The Other Side of the Coin
While Filer and the AAFP recognize the value DPC models have, especially when it comes to relieving physician burnout, she is focused on helping those physicians who have decided to stick with Medicare and Medicaid programs. “I really do not see an identity crisis. Quite the opposite,” she says. “Family medicine has been asking for some time to be recognized for the cognitive work that we do. We know that the work that we do has immense value that is currently under-recognized and dramatically undervalued. Worldwide and in the US, locations with a higher percentage of healthcare dollars spent on primary care have significantly better patient outcomes at a lower total spend. The reverse is not true for specialty care. Policymakers have finally come to recognize this. The shift to value-based care is aiming to strengthen primary care at last.”
“For the first time in my 25-plus year career,” Filer adds, “I think we have a shot at getting US healthcare where it needs to be – meeting the Triple Aim of lower healthcare costs, improved population health outcomes, and better patient experiences. Stronger primary care is the only proven path. We are working to invert the current pyramid of healthcare spend. Many PCPs are caught in the midst of this immense, chaotic change, but understand that the previous system was unsustainable. It will be critical to give family physicians new resources very quickly. They need time with patients, staff to delegate tasks to and to support patient needs, and better EHRs.”
The Effect of MACRA
Filer believes MACRA to be a step in the right direction, albeit one that will require additional resources (a notion seemingly at odds with the love Aviles and Forbush have for the DPC model, which requires fewer resources). “We are launching a large campaign for members called MACRA Ready to get their questions answered and to position them for success in the new value-based payment models,” she says. “Interestingly, one member survey suggests that 40 percent are already doing some value-based contracting.”
Filer doesn’t shy away from the fact that physicians who move to value-based contracting are appropriately cynical about new government programs like MACRA and the Comprehensive Primary Care Plus program. Given their cynicism and Halamka’s gloomy analysis of attempts to replace Meaningful Use, one has to ask if physicians aren’t simply trading one hamster wheel for another.

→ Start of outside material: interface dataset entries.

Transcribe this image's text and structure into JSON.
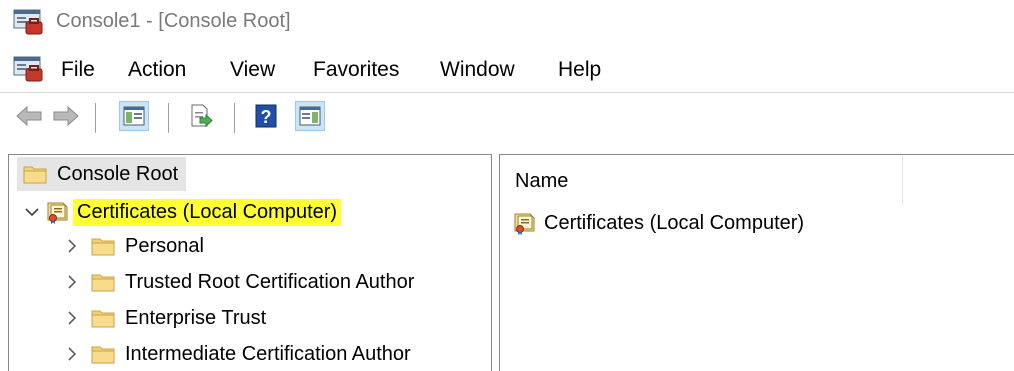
{
  "window": {
    "title": "Console1 - [Console Root]"
  },
  "menu": {
    "items": [
      "File",
      "Action",
      "View",
      "Favorites",
      "Window",
      "Help"
    ]
  },
  "toolbar": {
    "buttons": [
      {
        "icon": "back-arrow-icon"
      },
      {
        "icon": "forward-arrow-icon"
      },
      {
        "icon": "show-hide-console-tree-icon"
      },
      {
        "icon": "export-list-icon"
      },
      {
        "icon": "help-icon"
      },
      {
        "icon": "show-hide-action-pane-icon"
      }
    ]
  },
  "tree": {
    "root": "Console Root",
    "selected": "Certificates (Local Computer)",
    "children": [
      "Personal",
      "Trusted Root Certification Author",
      "Enterprise Trust",
      "Intermediate Certification Author"
    ]
  },
  "list": {
    "column_name": "Name",
    "items": [
      "Certificates (Local Computer)"
    ]
  },
  "colors": {
    "highlight": "#ffff33",
    "active_button": "#cce4f7",
    "folder": "#f3d27a"
  }
}
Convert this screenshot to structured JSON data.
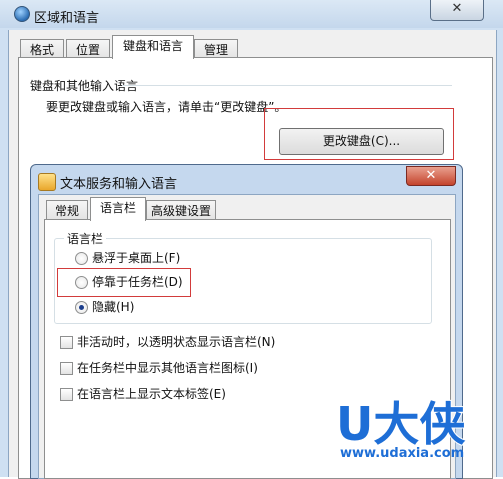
{
  "back_window": {
    "title": "区域和语言",
    "close_glyph": "✕",
    "tabs": [
      {
        "label": "格式"
      },
      {
        "label": "位置"
      },
      {
        "label": "键盘和语言"
      },
      {
        "label": "管理"
      }
    ],
    "keyboard_group": {
      "label": "键盘和其他输入语言",
      "description": "要更改键盘或输入语言，请单击“更改键盘”。",
      "button_label": "更改键盘(C)..."
    }
  },
  "front_dialog": {
    "title": "文本服务和输入语言",
    "close_glyph": "✕",
    "tabs": [
      {
        "label": "常规"
      },
      {
        "label": "语言栏"
      },
      {
        "label": "高级键设置"
      }
    ],
    "language_bar_group": {
      "label": "语言栏",
      "options": [
        {
          "label": "悬浮于桌面上(F)",
          "selected": false
        },
        {
          "label": "停靠于任务栏(D)",
          "selected": false
        },
        {
          "label": "隐藏(H)",
          "selected": true
        }
      ]
    },
    "checkboxes": [
      {
        "label": "非活动时，以透明状态显示语言栏(N)",
        "checked": false
      },
      {
        "label": "在任务栏中显示其他语言栏图标(I)",
        "checked": false
      },
      {
        "label": "在语言栏上显示文本标签(E)",
        "checked": false
      }
    ]
  },
  "watermark": {
    "logo_text": "U大侠",
    "url": "www.udaxia.com",
    "color": "#1e6ed6"
  },
  "colors": {
    "highlight_box": "#d23b3b",
    "close_button": "#c4442c"
  }
}
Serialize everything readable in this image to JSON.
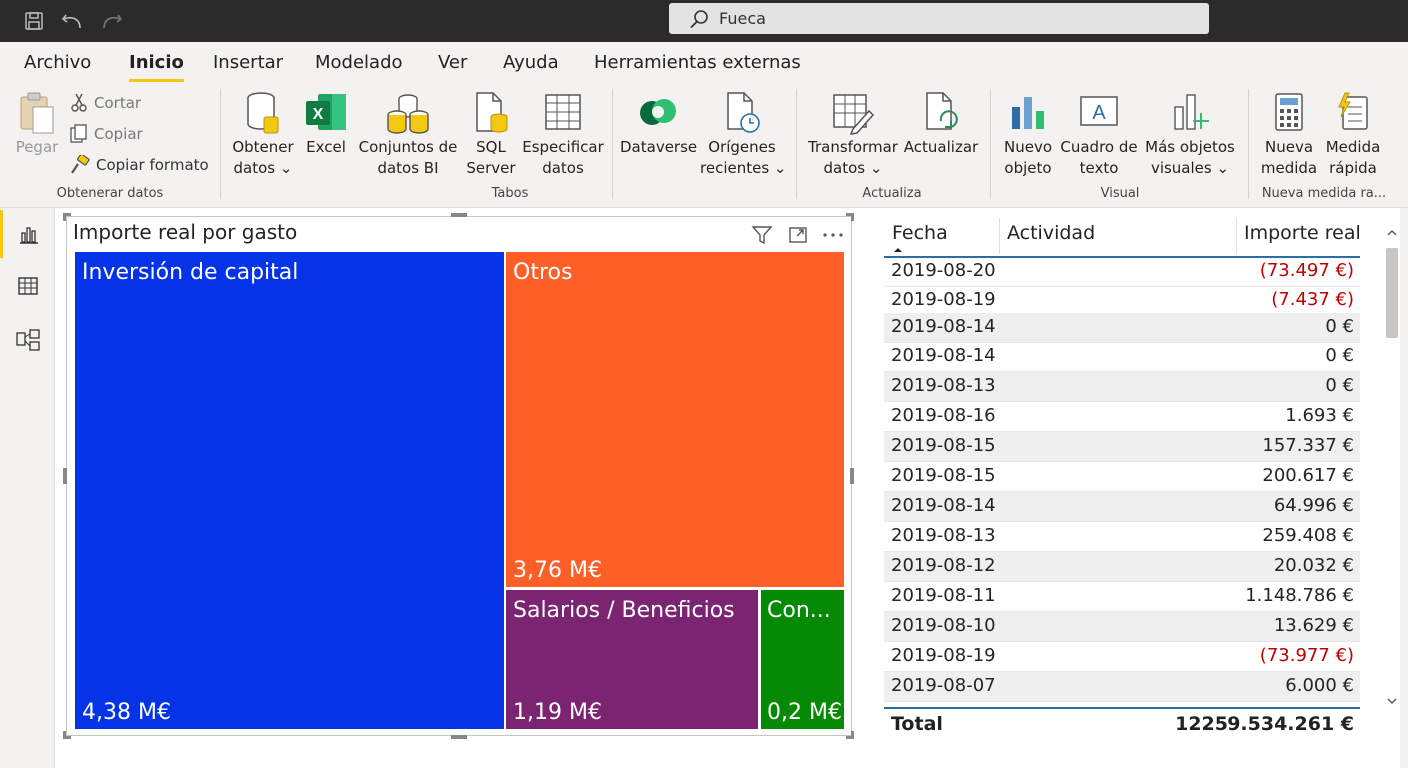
{
  "titlebar": {
    "search_text": "Fueca",
    "icons": [
      "save-icon",
      "undo-icon",
      "redo-icon",
      "search-icon"
    ]
  },
  "menu": {
    "tabs": [
      "Archivo",
      "Inicio",
      "Insertar",
      "Modelado",
      "Ver",
      "Ayuda",
      "Herramientas externas"
    ],
    "active": "Inicio"
  },
  "ribbon": {
    "clipboard": {
      "paste": "Pegar",
      "cut": "Cortar",
      "copy": "Copiar",
      "format_painter": "Copiar formato"
    },
    "get_data": {
      "l1": "Obtener",
      "l2": "datos ⌄"
    },
    "excel": "Excel",
    "datasets": {
      "l1": "Conjuntos de",
      "l2": "datos BI"
    },
    "sql": {
      "l1": "SQL",
      "l2": "Server"
    },
    "enter_data": {
      "l1": "Especificar",
      "l2": "datos"
    },
    "dataverse": "Dataverse",
    "recent": {
      "l1": "Orígenes",
      "l2": "recientes ⌄"
    },
    "transform": {
      "l1": "Transformar",
      "l2": "datos ⌄"
    },
    "refresh": "Actualizar",
    "new_visual": {
      "l1": "Nuevo",
      "l2": "objeto"
    },
    "textbox": {
      "l1": "Cuadro de",
      "l2": "texto"
    },
    "more_visuals": {
      "l1": "Más objetos",
      "l2": "visuales ⌄"
    },
    "new_measure": {
      "l1": "Nueva",
      "l2": "medida"
    },
    "quick_measure": {
      "l1": "Medida",
      "l2": "rápida"
    },
    "groups": {
      "data": "Obtenerar datos",
      "tables": "Tabos",
      "queries": "Actualiza",
      "visual": "Visual",
      "calc": "Nueva medida ra..."
    }
  },
  "visual": {
    "title": "Importe real por gasto",
    "icons": [
      "filter-icon",
      "focus-mode-icon",
      "more-options-icon"
    ]
  },
  "chart_data": {
    "type": "treemap",
    "title": "Importe real por gasto",
    "unit": "M€",
    "items": [
      {
        "name": "Inversión de capital",
        "label": "4,38 M€",
        "value": 4.38,
        "color": "#0533e8"
      },
      {
        "name": "Otros",
        "label": "3,76 M€",
        "value": 3.76,
        "color": "#fe5f27"
      },
      {
        "name": "Salarios / Beneficios",
        "label": "1,19 M€",
        "value": 1.19,
        "color": "#7b2472"
      },
      {
        "name": "Con...",
        "label": "0,2 M€",
        "value": 0.2,
        "color": "#068a06"
      }
    ]
  },
  "table": {
    "headers": [
      "Fecha",
      "Actividad",
      "Importe real"
    ],
    "rows": [
      {
        "fecha": "2019-08-20",
        "importe": "(73.497 €)",
        "neg": true
      },
      {
        "fecha": "2019-08-19",
        "importe": "(7.437 €)",
        "neg": true
      },
      {
        "fecha": "2019-08-14",
        "importe": "0 €",
        "neg": false
      },
      {
        "fecha": "2019-08-14",
        "importe": "0 €",
        "neg": false
      },
      {
        "fecha": "2019-08-13",
        "importe": "0 €",
        "neg": false
      },
      {
        "fecha": "2019-08-16",
        "importe": "1.693 €",
        "neg": false
      },
      {
        "fecha": "2019-08-15",
        "importe": "157.337 €",
        "neg": false
      },
      {
        "fecha": "2019-08-15",
        "importe": "200.617 €",
        "neg": false
      },
      {
        "fecha": "2019-08-14",
        "importe": "64.996 €",
        "neg": false
      },
      {
        "fecha": "2019-08-13",
        "importe": "259.408 €",
        "neg": false
      },
      {
        "fecha": "2019-08-12",
        "importe": "20.032 €",
        "neg": false
      },
      {
        "fecha": "2019-08-11",
        "importe": "1.148.786 €",
        "neg": false
      },
      {
        "fecha": "2019-08-10",
        "importe": "13.629 €",
        "neg": false
      },
      {
        "fecha": "2019-08-19",
        "importe": "(73.977 €)",
        "neg": true
      },
      {
        "fecha": "2019-08-07",
        "importe": "6.000 €",
        "neg": false
      }
    ],
    "total": {
      "label": "Total",
      "actividad": "1225",
      "importe": "9.534.261 €"
    }
  },
  "colors": {
    "accent": "#f2c811",
    "negative": "#c00000",
    "titlebar": "#2b2b2b"
  }
}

“Meaningful Use in its old iteration was destructive to morale, patient-physician face-to-face time, and trust that government could get it right,” Filer says. “Under MACRA, it is my understanding that MU will be retained as the name, but that many programs will be streamlined into one set of requirements. Done correctly, the new MU should use the Core Collaborative Measures that CMS, AAFP, AHIP, and others worked diligently to define for primary care. This is a much shorter set of measures. They are focused on patient care and evidence-based. They can be culled from the EHR and, over the next couple of years, can be adopted by most if not all payers in the US, thereby letting everyone compare apples to apples. These streamlined measures should help family physicians feel more like physicians who care for people rather than box-checkers.”
Optimism Despite Shifting Identity
No matter the label physicians give themselves, Filer believes joy can be put back into the practice of primary care and family medicine. “It is my belief that eliminating administrivia, substantially improving payment, getting them off the hamster wheel of volume, and giving them more time and resources to spend on patient needs can make family medicine the first choice of at least 40 percent of students, which is what the US requires for a patient-centered, efficient healthcare system.”
“I think the future of primary care/family medicine is incredibly bright,” she adds, “but fundamental US system changes and graduate medical education reform are critical. Frankly, this country can no longer afford to do business as usual. We are long overdue for this shakeup.”